The other rate changes include:
• An increase in the premium assessment, which funds state costs of running workers’ compensation and workplace safety and health programs, from 6.2 percent to 6.8 percent. The increase is needed to invest in worker protection and related programs to keep pace with an expanding economy.
• A decrease in the payroll assessment, which supports the Workers’ Benefit Fund, from 3.3 cents per hour worked to 2.8 cents per hour. The fund pays for highly successful return-to-work and other special injured-worker programs. It is financially stable to the point that a reduction in the assessment is warranted.
The combination of the changes in pure premium rates and assessment rates is a net reduction in costs for the average employer. The average employer would pay $1.02 per $100 of payroll for claims costs and assessments, down from $1.10 in 2016.
“These rate changes preserve the integrity of our workers’ compensation system,” said Patrick Allen, DCBS director. “They do so by helping maintain a positive business climate for Oregon employers while also bolstering worker protections and benefits.”

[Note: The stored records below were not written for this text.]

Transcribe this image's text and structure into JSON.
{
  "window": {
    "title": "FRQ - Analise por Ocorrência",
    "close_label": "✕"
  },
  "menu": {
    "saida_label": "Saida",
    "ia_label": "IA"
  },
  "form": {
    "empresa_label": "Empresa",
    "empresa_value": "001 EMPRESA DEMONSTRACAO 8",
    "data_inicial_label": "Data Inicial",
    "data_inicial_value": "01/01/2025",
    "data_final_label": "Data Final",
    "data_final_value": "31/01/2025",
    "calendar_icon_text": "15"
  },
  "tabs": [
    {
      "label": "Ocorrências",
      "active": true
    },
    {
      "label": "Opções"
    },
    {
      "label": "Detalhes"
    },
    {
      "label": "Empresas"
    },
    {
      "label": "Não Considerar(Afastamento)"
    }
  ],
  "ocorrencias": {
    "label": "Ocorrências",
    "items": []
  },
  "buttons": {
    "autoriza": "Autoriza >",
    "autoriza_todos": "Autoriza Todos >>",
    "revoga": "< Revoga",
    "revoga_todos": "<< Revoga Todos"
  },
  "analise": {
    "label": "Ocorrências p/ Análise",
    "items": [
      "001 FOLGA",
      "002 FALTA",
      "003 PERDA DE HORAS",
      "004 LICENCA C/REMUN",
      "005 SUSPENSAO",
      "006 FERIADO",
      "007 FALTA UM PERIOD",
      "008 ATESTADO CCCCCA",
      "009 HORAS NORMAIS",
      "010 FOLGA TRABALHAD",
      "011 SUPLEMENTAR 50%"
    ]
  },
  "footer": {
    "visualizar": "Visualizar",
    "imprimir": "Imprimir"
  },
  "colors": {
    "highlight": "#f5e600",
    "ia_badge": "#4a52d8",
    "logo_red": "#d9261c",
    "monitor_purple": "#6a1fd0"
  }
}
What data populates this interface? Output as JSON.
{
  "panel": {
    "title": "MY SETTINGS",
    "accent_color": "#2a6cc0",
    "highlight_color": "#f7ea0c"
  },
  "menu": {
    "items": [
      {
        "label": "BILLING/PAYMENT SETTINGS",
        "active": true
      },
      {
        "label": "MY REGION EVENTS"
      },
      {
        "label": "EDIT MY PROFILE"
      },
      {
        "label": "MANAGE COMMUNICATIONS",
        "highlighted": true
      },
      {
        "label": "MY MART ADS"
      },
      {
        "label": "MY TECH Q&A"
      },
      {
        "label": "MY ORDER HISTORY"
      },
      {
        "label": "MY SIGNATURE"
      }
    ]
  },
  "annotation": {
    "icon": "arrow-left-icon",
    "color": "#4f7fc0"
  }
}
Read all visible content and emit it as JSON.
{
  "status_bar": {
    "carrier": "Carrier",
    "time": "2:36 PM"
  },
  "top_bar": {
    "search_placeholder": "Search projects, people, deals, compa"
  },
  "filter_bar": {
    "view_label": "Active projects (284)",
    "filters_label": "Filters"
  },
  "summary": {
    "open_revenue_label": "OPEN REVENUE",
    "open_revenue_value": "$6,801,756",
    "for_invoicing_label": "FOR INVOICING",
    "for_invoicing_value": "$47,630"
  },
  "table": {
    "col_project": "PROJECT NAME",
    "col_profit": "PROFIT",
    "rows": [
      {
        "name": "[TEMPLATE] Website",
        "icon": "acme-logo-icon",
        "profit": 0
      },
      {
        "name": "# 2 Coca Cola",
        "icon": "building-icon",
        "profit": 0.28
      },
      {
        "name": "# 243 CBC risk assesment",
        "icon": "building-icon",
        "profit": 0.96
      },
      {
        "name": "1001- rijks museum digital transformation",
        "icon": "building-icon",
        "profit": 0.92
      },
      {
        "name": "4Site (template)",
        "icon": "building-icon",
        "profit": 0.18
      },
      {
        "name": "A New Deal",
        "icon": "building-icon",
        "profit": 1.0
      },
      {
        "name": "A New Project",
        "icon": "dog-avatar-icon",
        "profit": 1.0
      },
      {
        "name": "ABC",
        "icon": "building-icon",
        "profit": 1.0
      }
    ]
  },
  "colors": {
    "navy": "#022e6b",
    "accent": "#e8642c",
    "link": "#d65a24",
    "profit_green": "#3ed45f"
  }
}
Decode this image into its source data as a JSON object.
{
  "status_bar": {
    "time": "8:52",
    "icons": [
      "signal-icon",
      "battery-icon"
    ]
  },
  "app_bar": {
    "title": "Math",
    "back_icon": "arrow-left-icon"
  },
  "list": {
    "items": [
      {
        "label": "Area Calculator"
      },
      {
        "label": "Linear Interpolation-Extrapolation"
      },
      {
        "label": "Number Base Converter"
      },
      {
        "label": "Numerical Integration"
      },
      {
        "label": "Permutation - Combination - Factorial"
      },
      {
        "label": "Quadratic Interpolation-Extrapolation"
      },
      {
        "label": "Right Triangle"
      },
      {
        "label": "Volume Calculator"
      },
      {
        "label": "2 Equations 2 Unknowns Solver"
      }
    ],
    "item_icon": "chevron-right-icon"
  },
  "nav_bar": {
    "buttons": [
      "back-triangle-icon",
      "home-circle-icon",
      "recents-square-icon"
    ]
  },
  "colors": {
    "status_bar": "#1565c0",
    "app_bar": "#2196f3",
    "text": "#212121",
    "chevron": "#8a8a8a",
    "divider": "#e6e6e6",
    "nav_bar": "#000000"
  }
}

The decrease in pure premium is based on a recommendation from the Florida-based National Council on Compensation Insurance Inc. (NCCI), which analyzes industry trends and prepares rate recommendations for the majority of states. Pure premium reflects only a portion of workers’ compensation costs, but is the key factor behind annual cost changes. The decrease is an average, so an individual employer may see a larger decrease, no change, or even an increase depending on the employer’s own industry, claims experience, and payroll. Also, pure premium does not take into account the varying expenses and profit of insurance companies.
The decrease in the pure premium is effective Jan. 1, 2017, but employers will see the changes when they renew their policies in 2017. The changes to the premium and payroll assessments are effective Jan. 1, 2017.
Workers’ compensation pays injured workers for lost wages and medical care for job-related injuries. A steady decline in average medical care costs and stable wage replacement costs are the key factors continuing to drive down the pure premium.
Oregon’s workers’ compensation premium rates have ranked low nationally for many years. Only seven states and the District of Columbia had average rates lower than Oregon in 2014, according to a biennial study conducted by DCBS. In contrast to changes made in some other states, Oregon has seen no meaningful reduction in worker benefits since at least the early 1990s.
*Public hearing set for Monday, Oct. 17, at 8:30 a.m. at the Labor and Industries Building, Room 260, in Salem.
**Public hearing set for Friday, Sept. 23, at 3 p.m., at the Labor and Industries Building, Room 260, in Salem.